• [What needs to be done]:
Give the data again word for word; drop the pictures.
-----
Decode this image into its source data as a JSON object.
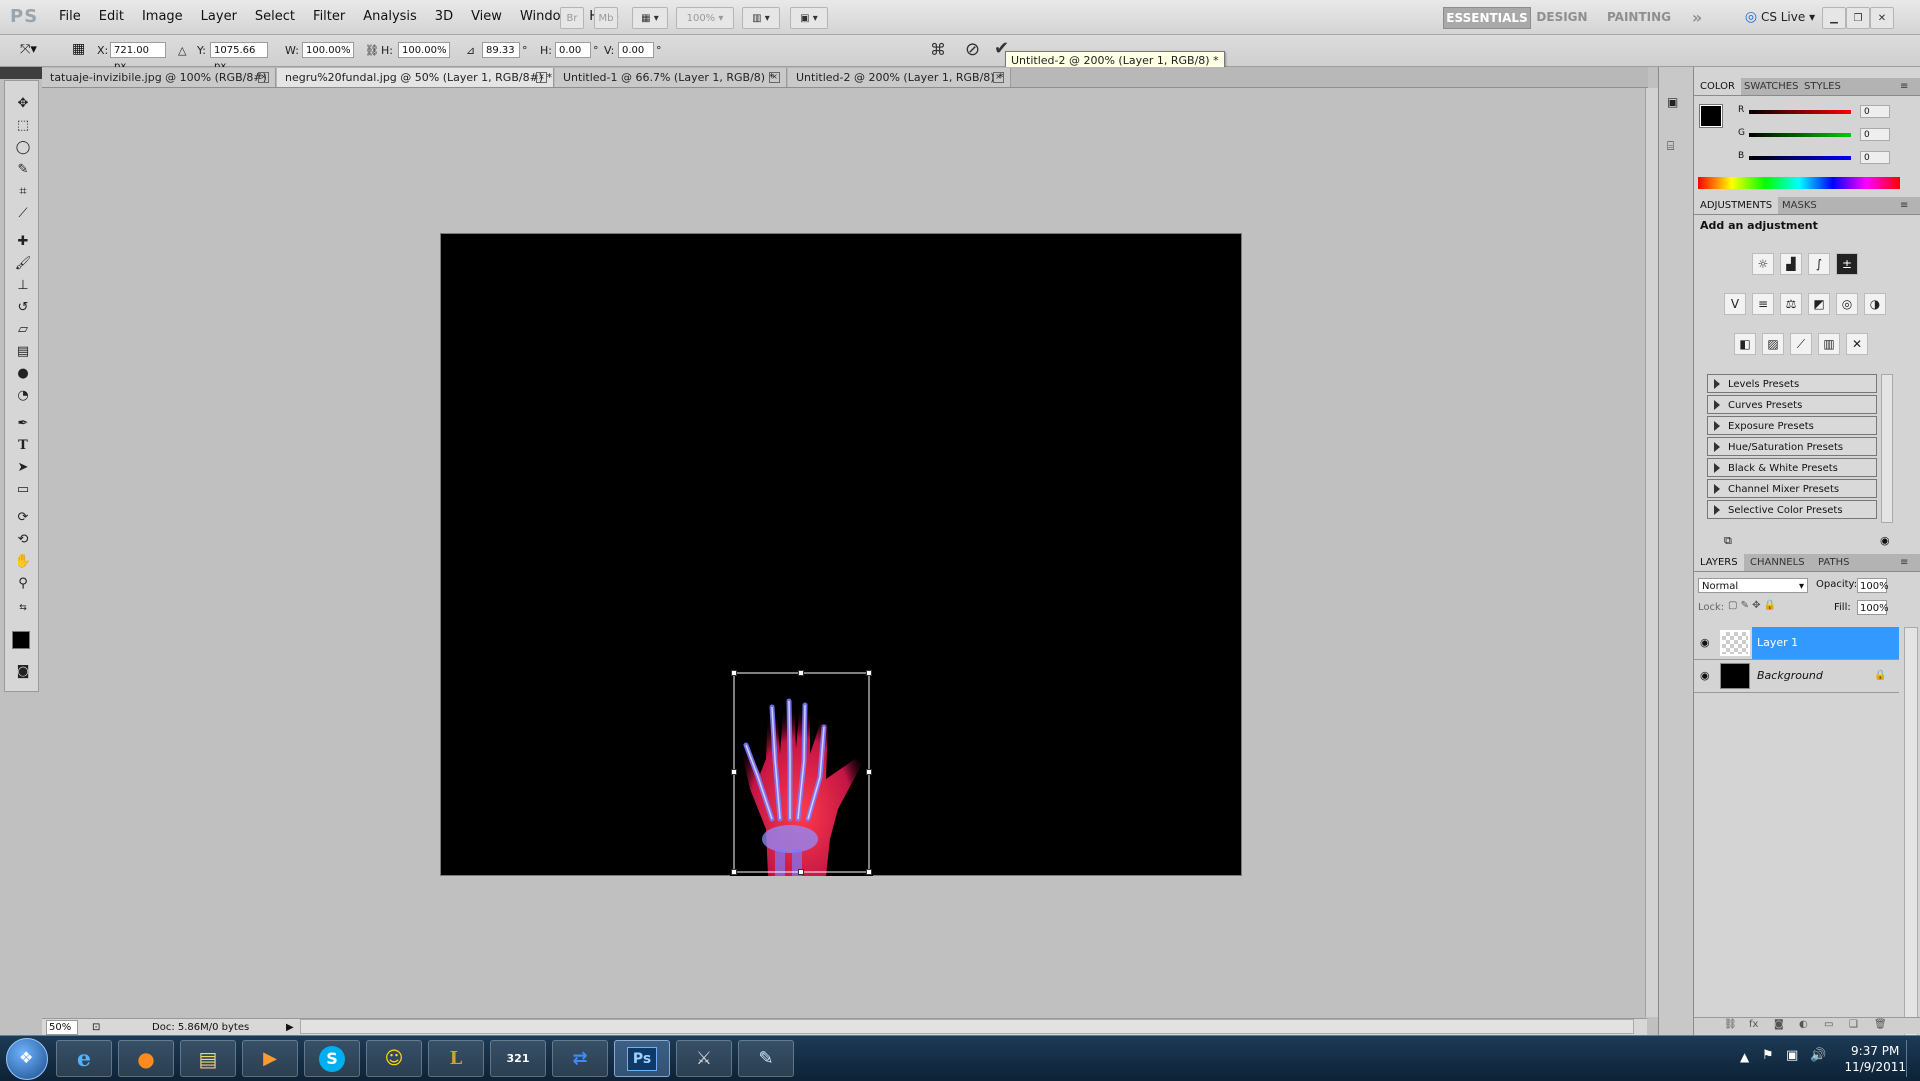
{
  "app": {
    "logo": "PS"
  },
  "menu": [
    "File",
    "Edit",
    "Image",
    "Layer",
    "Select",
    "Filter",
    "Analysis",
    "3D",
    "View",
    "Window",
    "Help"
  ],
  "zoom_dropdown": "100%",
  "workspaces": {
    "essentials": "ESSENTIALS",
    "design": "DESIGN",
    "painting": "PAINTING",
    "more": "»",
    "cslive": "CS Live"
  },
  "options": {
    "x_label": "X:",
    "x_value": "721.00 px",
    "y_label": "Y:",
    "y_value": "1075.66 px",
    "w_label": "W:",
    "w_value": "100.00%",
    "h_label": "H:",
    "h_value": "100.00%",
    "rot_value": "89.33",
    "rot_unit": "°",
    "hskew_label": "H:",
    "hskew_value": "0.00",
    "hskew_unit": "°",
    "vskew_label": "V:",
    "vskew_value": "0.00",
    "vskew_unit": "°"
  },
  "tooltip": "Untitled-2 @ 200% (Layer 1, RGB/8) *",
  "tabs": [
    {
      "label": "tatuaje-invizibile.jpg @ 100% (RGB/8#)"
    },
    {
      "label": "negru%20fundal.jpg @ 50% (Layer 1, RGB/8#) *"
    },
    {
      "label": "Untitled-1 @ 66.7% (Layer 1, RGB/8) *"
    },
    {
      "label": "Untitled-2 @ 200% (Layer 1, RGB/8) *"
    }
  ],
  "status": {
    "zoom": "50%",
    "doc": "Doc: 5.86M/0 bytes"
  },
  "color_panel": {
    "tabs": [
      "COLOR",
      "SWATCHES",
      "STYLES"
    ],
    "r_label": "R",
    "g_label": "G",
    "b_label": "B",
    "r_value": "0",
    "g_value": "0",
    "b_value": "0",
    "fg": "#000000",
    "bg": "#ffffff"
  },
  "adjustments": {
    "tabs": [
      "ADJUSTMENTS",
      "MASKS"
    ],
    "title": "Add an adjustment",
    "presets": [
      "Levels Presets",
      "Curves Presets",
      "Exposure Presets",
      "Hue/Saturation Presets",
      "Black & White Presets",
      "Channel Mixer Presets",
      "Selective Color Presets"
    ]
  },
  "layers": {
    "tabs": [
      "LAYERS",
      "CHANNELS",
      "PATHS"
    ],
    "blend_mode": "Normal",
    "opacity_label": "Opacity:",
    "opacity": "100%",
    "lock_label": "Lock:",
    "fill_label": "Fill:",
    "fill": "100%",
    "items": [
      {
        "name": "Layer 1"
      },
      {
        "name": "Background"
      }
    ]
  },
  "taskbar": {
    "time": "9:37 PM",
    "date": "11/9/2011",
    "icons": [
      "ie-icon",
      "firefox-icon",
      "explorer-icon",
      "media-icon",
      "skype-icon",
      "yahoo-icon",
      "league-icon",
      "media321-icon",
      "teamviewer-icon",
      "photoshop-icon",
      "game-icon",
      "notes-icon"
    ],
    "ps_label": "Ps",
    "media321_label": "321"
  },
  "accent": "#3399ff"
}
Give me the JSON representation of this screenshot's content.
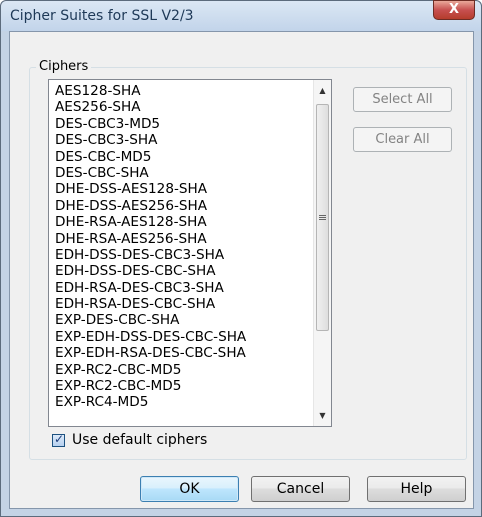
{
  "window": {
    "title": "Cipher Suites for SSL V2/3",
    "close_glyph": "X"
  },
  "group": {
    "label": "Ciphers"
  },
  "cipher_list": {
    "items": [
      "AES128-SHA",
      "AES256-SHA",
      "DES-CBC3-MD5",
      "DES-CBC3-SHA",
      "DES-CBC-MD5",
      "DES-CBC-SHA",
      "DHE-DSS-AES128-SHA",
      "DHE-DSS-AES256-SHA",
      "DHE-RSA-AES128-SHA",
      "DHE-RSA-AES256-SHA",
      "EDH-DSS-DES-CBC3-SHA",
      "EDH-DSS-DES-CBC-SHA",
      "EDH-RSA-DES-CBC3-SHA",
      "EDH-RSA-DES-CBC-SHA",
      "EXP-DES-CBC-SHA",
      "EXP-EDH-DSS-DES-CBC-SHA",
      "EXP-EDH-RSA-DES-CBC-SHA",
      "EXP-RC2-CBC-MD5",
      "EXP-RC2-CBC-MD5",
      "EXP-RC4-MD5"
    ],
    "scroll_up_glyph": "▲",
    "scroll_down_glyph": "▼"
  },
  "actions": {
    "select_all": "Select All",
    "clear_all": "Clear All"
  },
  "options": {
    "use_default_label": "Use default ciphers",
    "use_default_checked": true,
    "check_glyph": "✓"
  },
  "buttons": {
    "ok": "OK",
    "cancel": "Cancel",
    "help": "Help"
  },
  "colors": {
    "title_text": "#1e3957",
    "close_button": "#c75050",
    "disabled_text": "#838383",
    "default_button_border": "#3c7fb1"
  }
}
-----
• [Task result]:
Decode this image into its source data as a JSON object.
{
  "app": {
    "logo": "PS"
  },
  "menu": [
    "File",
    "Edit",
    "Image",
    "Layer",
    "Select",
    "Filter",
    "Analysis",
    "3D",
    "View",
    "Window",
    "Help"
  ],
  "zoom_dropdown": "100%",
  "workspaces": {
    "essentials": "ESSENTIALS",
    "design": "DESIGN",
    "painting": "PAINTING",
    "more": "»",
    "cslive": "CS Live"
  },
  "options": {
    "x_label": "X:",
    "x_value": "721.00 px",
    "y_label": "Y:",
    "y_value": "1075.66 px",
    "w_label": "W:",
    "w_value": "100.00%",
    "h_label": "H:",
    "h_value": "100.00%",
    "rot_value": "89.33",
    "rot_unit": "°",
    "hskew_label": "H:",
    "hskew_value": "0.00",
    "hskew_unit": "°",
    "vskew_label": "V:",
    "vskew_value": "0.00",
    "vskew_unit": "°"
  },
  "tooltip": "Untitled-2 @ 200% (Layer 1, RGB/8) *",
  "tabs": [
    {
      "label": "tatuaje-invizibile.jpg @ 100% (RGB/8#)"
    },
    {
      "label": "negru%20fundal.jpg @ 50% (Layer 1, RGB/8#) *"
    },
    {
      "label": "Untitled-1 @ 66.7% (Layer 1, RGB/8) *"
    },
    {
      "label": "Untitled-2 @ 200% (Layer 1, RGB/8) *"
    }
  ],
  "status": {
    "zoom": "50%",
    "doc": "Doc: 5.86M/0 bytes"
  },
  "color_panel": {
    "tabs": [
      "COLOR",
      "SWATCHES",
      "STYLES"
    ],
    "r_label": "R",
    "g_label": "G",
    "b_label": "B",
    "r_value": "0",
    "g_value": "0",
    "b_value": "0",
    "fg": "#000000",
    "bg": "#ffffff"
  },
  "adjustments": {
    "tabs": [
      "ADJUSTMENTS",
      "MASKS"
    ],
    "title": "Add an adjustment",
    "presets": [
      "Levels Presets",
      "Curves Presets",
      "Exposure Presets",
      "Hue/Saturation Presets",
      "Black & White Presets",
      "Channel Mixer Presets",
      "Selective Color Presets"
    ]
  },
  "layers": {
    "tabs": [
      "LAYERS",
      "CHANNELS",
      "PATHS"
    ],
    "blend_mode": "Normal",
    "opacity_label": "Opacity:",
    "opacity": "100%",
    "lock_label": "Lock:",
    "fill_label": "Fill:",
    "fill": "100%",
    "items": [
      {
        "name": "Layer 1"
      },
      {
        "name": "Background"
      }
    ]
  },
  "taskbar": {
    "time": "9:37 PM",
    "date": "11/9/2011",
    "icons": [
      "ie-icon",
      "firefox-icon",
      "explorer-icon",
      "media-icon",
      "skype-icon",
      "yahoo-icon",
      "league-icon",
      "media321-icon",
      "teamviewer-icon",
      "photoshop-icon",
      "game-icon",
      "notes-icon"
    ],
    "ps_label": "Ps",
    "media321_label": "321"
  },
  "accent": "#3399ff"
}
Give me the JSON representation of this screenshot's content.
{
  "window": {
    "title": "Cipher Suites for SSL V2/3",
    "close_glyph": "X"
  },
  "group": {
    "label": "Ciphers"
  },
  "cipher_list": {
    "items": [
      "AES128-SHA",
      "AES256-SHA",
      "DES-CBC3-MD5",
      "DES-CBC3-SHA",
      "DES-CBC-MD5",
      "DES-CBC-SHA",
      "DHE-DSS-AES128-SHA",
      "DHE-DSS-AES256-SHA",
      "DHE-RSA-AES128-SHA",
      "DHE-RSA-AES256-SHA",
      "EDH-DSS-DES-CBC3-SHA",
      "EDH-DSS-DES-CBC-SHA",
      "EDH-RSA-DES-CBC3-SHA",
      "EDH-RSA-DES-CBC-SHA",
      "EXP-DES-CBC-SHA",
      "EXP-EDH-DSS-DES-CBC-SHA",
      "EXP-EDH-RSA-DES-CBC-SHA",
      "EXP-RC2-CBC-MD5",
      "EXP-RC2-CBC-MD5",
      "EXP-RC4-MD5"
    ],
    "scroll_up_glyph": "▲",
    "scroll_down_glyph": "▼"
  },
  "actions": {
    "select_all": "Select All",
    "clear_all": "Clear All"
  },
  "options": {
    "use_default_label": "Use default ciphers",
    "use_default_checked": true,
    "check_glyph": "✓"
  },
  "buttons": {
    "ok": "OK",
    "cancel": "Cancel",
    "help": "Help"
  },
  "colors": {
    "title_text": "#1e3957",
    "close_button": "#c75050",
    "disabled_text": "#838383",
    "default_button_border": "#3c7fb1"
  }
}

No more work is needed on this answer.